I hail from the East Coast, Southern New Jersey where winter not only has some bite; it can take your breath away. Furthermore, I grew up at a time when the words "global warming" was but distant glints in some industrialist's eye. As a kid, when I went outside, I had a pile on so much clothing that it was physically impossible to bend either of my elbows or knees. If knocked down in such a state, the only way to get up again was to roll south until it was warm enough to wiggle free from several layers of apparel.


While that may be a mild exaggeration, it is a cold fact that when, up on learning my first job in Japan would be on the "southern" island of kyushu,myjoy was so unbridled that I smiled form ear to ear for an entire week, even in my sleep. For I had escaped winter at last!

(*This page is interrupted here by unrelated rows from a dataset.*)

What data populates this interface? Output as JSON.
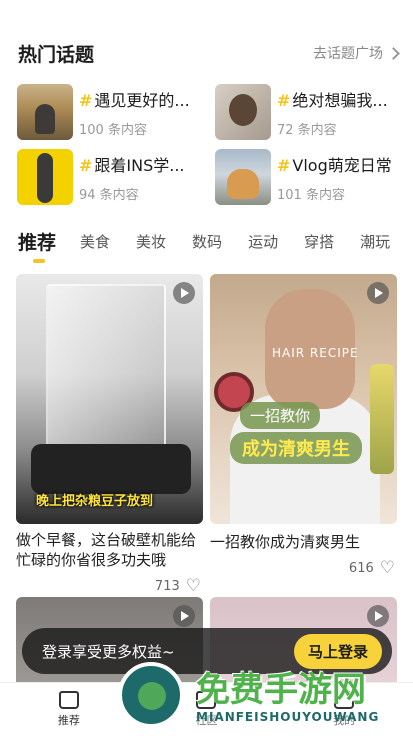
{
  "topics": {
    "title": "热门话题",
    "more_label": "去话题广场",
    "items": [
      {
        "hash": "#",
        "name": "遇见更好的...",
        "count": "100 条内容"
      },
      {
        "hash": "#",
        "name": "绝对想骗我...",
        "count": "72 条内容"
      },
      {
        "hash": "#",
        "name": "跟着INS学...",
        "count": "94 条内容"
      },
      {
        "hash": "#",
        "name": "Vlog萌宠日常",
        "count": "101 条内容"
      }
    ]
  },
  "tabs": [
    {
      "label": "推荐",
      "active": true
    },
    {
      "label": "美食"
    },
    {
      "label": "美妆"
    },
    {
      "label": "数码"
    },
    {
      "label": "运动"
    },
    {
      "label": "穿搭"
    },
    {
      "label": "潮玩"
    }
  ],
  "feed": [
    {
      "overlay_caption": "晚上把杂粮豆子放到",
      "title": "做个早餐，这台破壁机能给忙碌的你省很多功夫哦",
      "likes": "713"
    },
    {
      "overlay_title": "HAIR RECIPE",
      "overlay_line1": "一招教你",
      "overlay_line2": "成为清爽男生",
      "title": "一招教你成为清爽男生",
      "likes": "616"
    }
  ],
  "login_banner": {
    "text": "登录享受更多权益~",
    "button": "马上登录"
  },
  "bottom_nav": [
    {
      "label": "推荐",
      "icon": "home-icon"
    },
    {
      "label": "社区",
      "icon": "community-icon"
    },
    {
      "label": "我的",
      "icon": "profile-icon"
    }
  ],
  "watermark": {
    "title": "免费手游网",
    "subtitle": "MIANFEISHOUYOUWANG"
  },
  "colors": {
    "accent": "#f2c61f",
    "login_button": "#f7d23a",
    "banner_bg": "#141414",
    "watermark_green": "#4fb24b"
  }
}
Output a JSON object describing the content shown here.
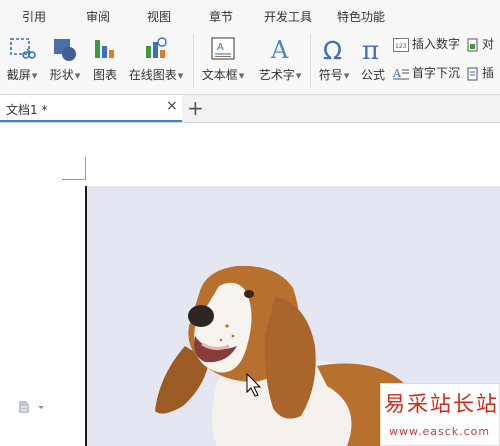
{
  "menu": {
    "tabs": [
      "引用",
      "审阅",
      "视图",
      "章节",
      "开发工具",
      "特色功能"
    ]
  },
  "ribbon": {
    "screenshot": "截屏",
    "shape": "形状",
    "chart": "图表",
    "online_chart": "在线图表",
    "textbox": "文本框",
    "art_text": "艺术字",
    "symbol": "符号",
    "formula": "公式",
    "insert_number": "插入数字",
    "insert_number_icon_text": "123",
    "drop_cap": "首字下沉",
    "object_partial": "对",
    "insert_partial": "插"
  },
  "document_tab": {
    "title": "文档1 *",
    "close": "×",
    "new_tab": "+"
  },
  "watermark": {
    "title": "易采站长站",
    "url": "www.easck.com"
  },
  "colors": {
    "accent": "#3d83d6",
    "photo_background": "#e4e7f1",
    "watermark_red": "#d02a1a"
  }
}
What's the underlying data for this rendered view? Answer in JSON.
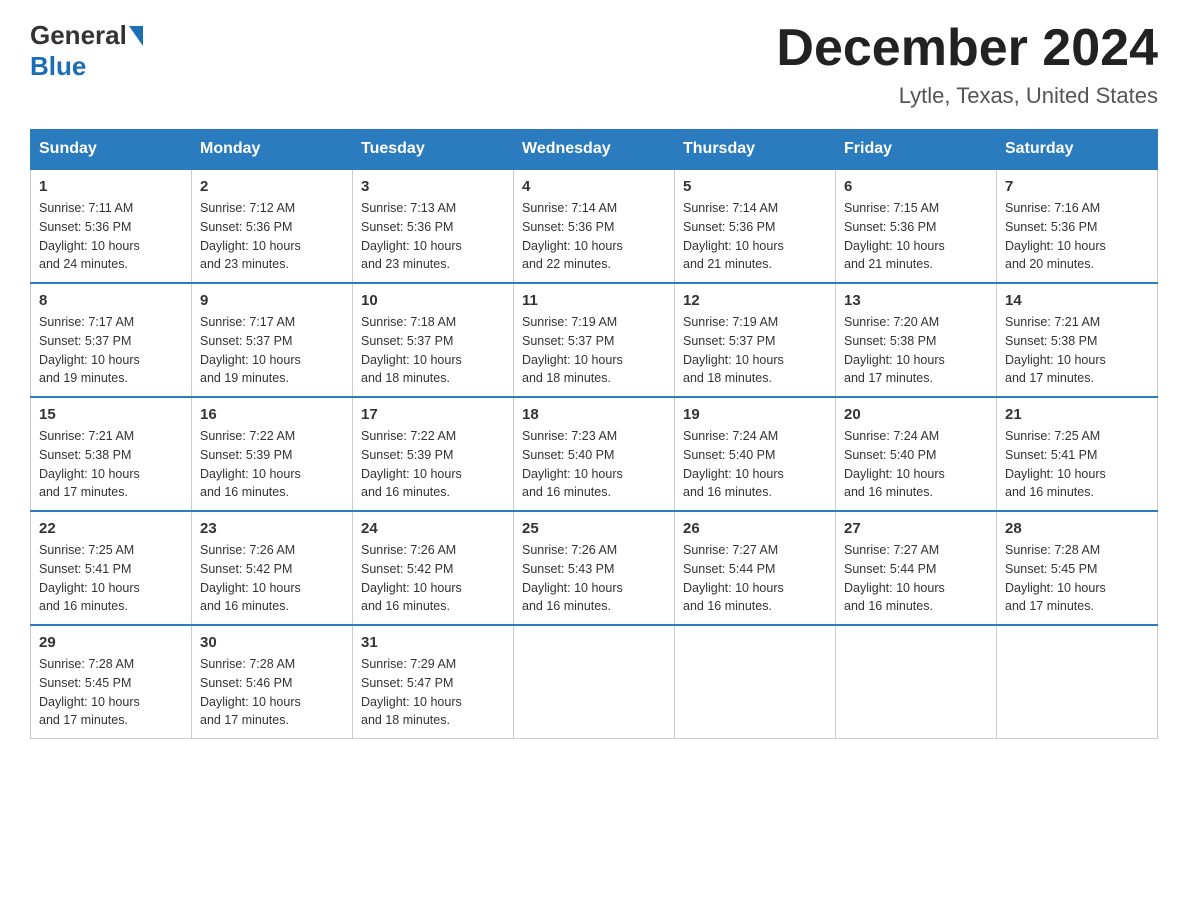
{
  "logo": {
    "general": "General",
    "blue": "Blue"
  },
  "title": "December 2024",
  "location": "Lytle, Texas, United States",
  "days_of_week": [
    "Sunday",
    "Monday",
    "Tuesday",
    "Wednesday",
    "Thursday",
    "Friday",
    "Saturday"
  ],
  "weeks": [
    [
      {
        "day": "1",
        "sunrise": "7:11 AM",
        "sunset": "5:36 PM",
        "daylight": "10 hours and 24 minutes."
      },
      {
        "day": "2",
        "sunrise": "7:12 AM",
        "sunset": "5:36 PM",
        "daylight": "10 hours and 23 minutes."
      },
      {
        "day": "3",
        "sunrise": "7:13 AM",
        "sunset": "5:36 PM",
        "daylight": "10 hours and 23 minutes."
      },
      {
        "day": "4",
        "sunrise": "7:14 AM",
        "sunset": "5:36 PM",
        "daylight": "10 hours and 22 minutes."
      },
      {
        "day": "5",
        "sunrise": "7:14 AM",
        "sunset": "5:36 PM",
        "daylight": "10 hours and 21 minutes."
      },
      {
        "day": "6",
        "sunrise": "7:15 AM",
        "sunset": "5:36 PM",
        "daylight": "10 hours and 21 minutes."
      },
      {
        "day": "7",
        "sunrise": "7:16 AM",
        "sunset": "5:36 PM",
        "daylight": "10 hours and 20 minutes."
      }
    ],
    [
      {
        "day": "8",
        "sunrise": "7:17 AM",
        "sunset": "5:37 PM",
        "daylight": "10 hours and 19 minutes."
      },
      {
        "day": "9",
        "sunrise": "7:17 AM",
        "sunset": "5:37 PM",
        "daylight": "10 hours and 19 minutes."
      },
      {
        "day": "10",
        "sunrise": "7:18 AM",
        "sunset": "5:37 PM",
        "daylight": "10 hours and 18 minutes."
      },
      {
        "day": "11",
        "sunrise": "7:19 AM",
        "sunset": "5:37 PM",
        "daylight": "10 hours and 18 minutes."
      },
      {
        "day": "12",
        "sunrise": "7:19 AM",
        "sunset": "5:37 PM",
        "daylight": "10 hours and 18 minutes."
      },
      {
        "day": "13",
        "sunrise": "7:20 AM",
        "sunset": "5:38 PM",
        "daylight": "10 hours and 17 minutes."
      },
      {
        "day": "14",
        "sunrise": "7:21 AM",
        "sunset": "5:38 PM",
        "daylight": "10 hours and 17 minutes."
      }
    ],
    [
      {
        "day": "15",
        "sunrise": "7:21 AM",
        "sunset": "5:38 PM",
        "daylight": "10 hours and 17 minutes."
      },
      {
        "day": "16",
        "sunrise": "7:22 AM",
        "sunset": "5:39 PM",
        "daylight": "10 hours and 16 minutes."
      },
      {
        "day": "17",
        "sunrise": "7:22 AM",
        "sunset": "5:39 PM",
        "daylight": "10 hours and 16 minutes."
      },
      {
        "day": "18",
        "sunrise": "7:23 AM",
        "sunset": "5:40 PM",
        "daylight": "10 hours and 16 minutes."
      },
      {
        "day": "19",
        "sunrise": "7:24 AM",
        "sunset": "5:40 PM",
        "daylight": "10 hours and 16 minutes."
      },
      {
        "day": "20",
        "sunrise": "7:24 AM",
        "sunset": "5:40 PM",
        "daylight": "10 hours and 16 minutes."
      },
      {
        "day": "21",
        "sunrise": "7:25 AM",
        "sunset": "5:41 PM",
        "daylight": "10 hours and 16 minutes."
      }
    ],
    [
      {
        "day": "22",
        "sunrise": "7:25 AM",
        "sunset": "5:41 PM",
        "daylight": "10 hours and 16 minutes."
      },
      {
        "day": "23",
        "sunrise": "7:26 AM",
        "sunset": "5:42 PM",
        "daylight": "10 hours and 16 minutes."
      },
      {
        "day": "24",
        "sunrise": "7:26 AM",
        "sunset": "5:42 PM",
        "daylight": "10 hours and 16 minutes."
      },
      {
        "day": "25",
        "sunrise": "7:26 AM",
        "sunset": "5:43 PM",
        "daylight": "10 hours and 16 minutes."
      },
      {
        "day": "26",
        "sunrise": "7:27 AM",
        "sunset": "5:44 PM",
        "daylight": "10 hours and 16 minutes."
      },
      {
        "day": "27",
        "sunrise": "7:27 AM",
        "sunset": "5:44 PM",
        "daylight": "10 hours and 16 minutes."
      },
      {
        "day": "28",
        "sunrise": "7:28 AM",
        "sunset": "5:45 PM",
        "daylight": "10 hours and 17 minutes."
      }
    ],
    [
      {
        "day": "29",
        "sunrise": "7:28 AM",
        "sunset": "5:45 PM",
        "daylight": "10 hours and 17 minutes."
      },
      {
        "day": "30",
        "sunrise": "7:28 AM",
        "sunset": "5:46 PM",
        "daylight": "10 hours and 17 minutes."
      },
      {
        "day": "31",
        "sunrise": "7:29 AM",
        "sunset": "5:47 PM",
        "daylight": "10 hours and 18 minutes."
      },
      null,
      null,
      null,
      null
    ]
  ],
  "labels": {
    "sunrise": "Sunrise:",
    "sunset": "Sunset:",
    "daylight": "Daylight:"
  }
}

Of course, as anyone who has lived on Kyushu will attest, I was soon in for an icy surprise. For while Kyushu's winters have little snow, they also have little warmth. What's more, in those days southern Japan had to accept foreign innovations such as centralized heating, insulation or winter jaunts to Hawaii occasionally?

What was supposed to keep you warm was your samurai spirit.


In my case. I traded my samurai spirit for an Eskimo parka.

But even this failed to do the trick. My teeth did not merely chatter, they soliloquized. I shivered my way through to spring.

Though at that time Keiko and I lived in a new apartment in Wakamatsu City, with surrounding mountains and farmland it was a picturesque scenic sight but freezing.


I could feel the winters breeze through the cracks in the3/4" inch plywood walls and with no insulation at all. The windows would rattle due to no packing around them, believe me it was cold.

I do not have to shiver my way through winter any longer; I have since relocated to our new formed concrete home some 22 years ago.

Japanese indoor heating has greatly improved-after that the Japanese discovered that heating systems were marketable.

My wife says she likes winter, but it's nice to crank our heater up and stay cozy till summer comes around again.

We do love our home and it's a really beautiful mountainous area and very scenic. We really enjoy our lives here, raised three beautiful and great children here and look forward to many more wonderful years here together at the Miller home.


Warm Regards from Kitakyushu City, Japan.


Hank, Keiko and Family